June Taylor is celebrating Mother’s Day this year in a very different kind of world than she’s ever known before. June is 82 and moved to Tumut two years ago from Sussex Inlet, to be closer to her son, Brad. Last March she moved into Bupa, and later that month, Covid-19 restrictions put an end to face-to-face visits in NSW aged care facilities.
“Which certainly made it a little bit more complicated, not being able to go see her as part of her transition to living there,” said Brad.
“She isn’t a local, so she didn’t really know anybody until she moved in.”
Despite the expected start to her time at Bupa, Brad said his mother has been thriving at her new home.
“I’m much happier with her being in there than living independently,” he said. “She looks far healthier now.
“It’s actually given her a good opportunity to build relationships there, which may not have been as easy if we had been able to visit.”
Brad said the coronavirus lockdown has perhaps encouraged his mother and other Bupa residents to rely on each other and build relationships within the facility, since their friends and family haven’t been able to visit in-person and phone or video calls can sometimes be difficult.
“I think it’s a great reflection on Bupa and the home there that they are able to get over some of those initial issues that people have there when they first move in.
“She certainly looks well and cared for.”
Since restrictions were lifted just over a week ago on Friday, May 1, allowing one person at a time to visit a Bupa resident (wearing protective clothing and providing evidence of a recent flu shot), Brad has been to see his mum four times, including a visit for Mother’s Day.
“The mask and gloves and the extra requirements initially were probably a bit confronting for mum,” he said. “To see you turn up and suddenly you’re masked up. Trying to understand why that’s happening was difficult for her initially.”
However, with Brad being able to get into the facility, he’s been able to help connect June with her sister and her daughter via video calling.
“You’re limited to your half-hour visit,” he said, which makes it tight, but the video calling “makes sure everyone gets that opportunity to wish her a happy Mother’s Day.”
One of those videos calls crossed oceans and cultures to connect with Brad’s sister who lives in New York State; not in New York City itself, but within driving distance.
“They have a lot of cases there and it’s certainly had a massive impact on their way of life,” said Brad. “Certainly a lot more shut down than we are here in Australia.”
Despite the distance, and the strangeness of it all, Brad said the family has been connecting well and catching up on the weeks that they’ve been largely out of contact with June.
“We certainly understand why the restrictions are in place,” said Brad, adding that it’s been difficult for his teenage kids to not be able to see their grandmother.
“More than anything you’re concerned about your parent’s wellbeing while they’re in there, and we appreciate the care that’s been provided.

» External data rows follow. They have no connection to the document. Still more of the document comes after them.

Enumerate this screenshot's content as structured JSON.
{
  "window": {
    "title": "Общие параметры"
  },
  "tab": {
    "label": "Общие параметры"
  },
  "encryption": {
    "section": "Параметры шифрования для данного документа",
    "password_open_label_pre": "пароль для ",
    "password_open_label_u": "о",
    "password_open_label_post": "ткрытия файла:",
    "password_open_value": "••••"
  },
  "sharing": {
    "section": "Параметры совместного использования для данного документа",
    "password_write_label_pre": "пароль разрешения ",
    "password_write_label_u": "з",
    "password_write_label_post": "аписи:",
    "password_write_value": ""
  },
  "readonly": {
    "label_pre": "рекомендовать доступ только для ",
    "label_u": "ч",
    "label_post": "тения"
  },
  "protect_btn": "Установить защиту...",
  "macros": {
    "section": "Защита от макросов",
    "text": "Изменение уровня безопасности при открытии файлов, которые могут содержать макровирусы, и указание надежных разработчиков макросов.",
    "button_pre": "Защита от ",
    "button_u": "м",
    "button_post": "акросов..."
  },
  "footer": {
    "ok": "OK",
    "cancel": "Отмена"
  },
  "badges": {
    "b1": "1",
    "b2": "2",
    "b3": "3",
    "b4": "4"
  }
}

“The staff were able to give updates on how things were going and that Mum was alright, but it’s not until you can get back in the door and see how she’s doing that you really feel comfortable.”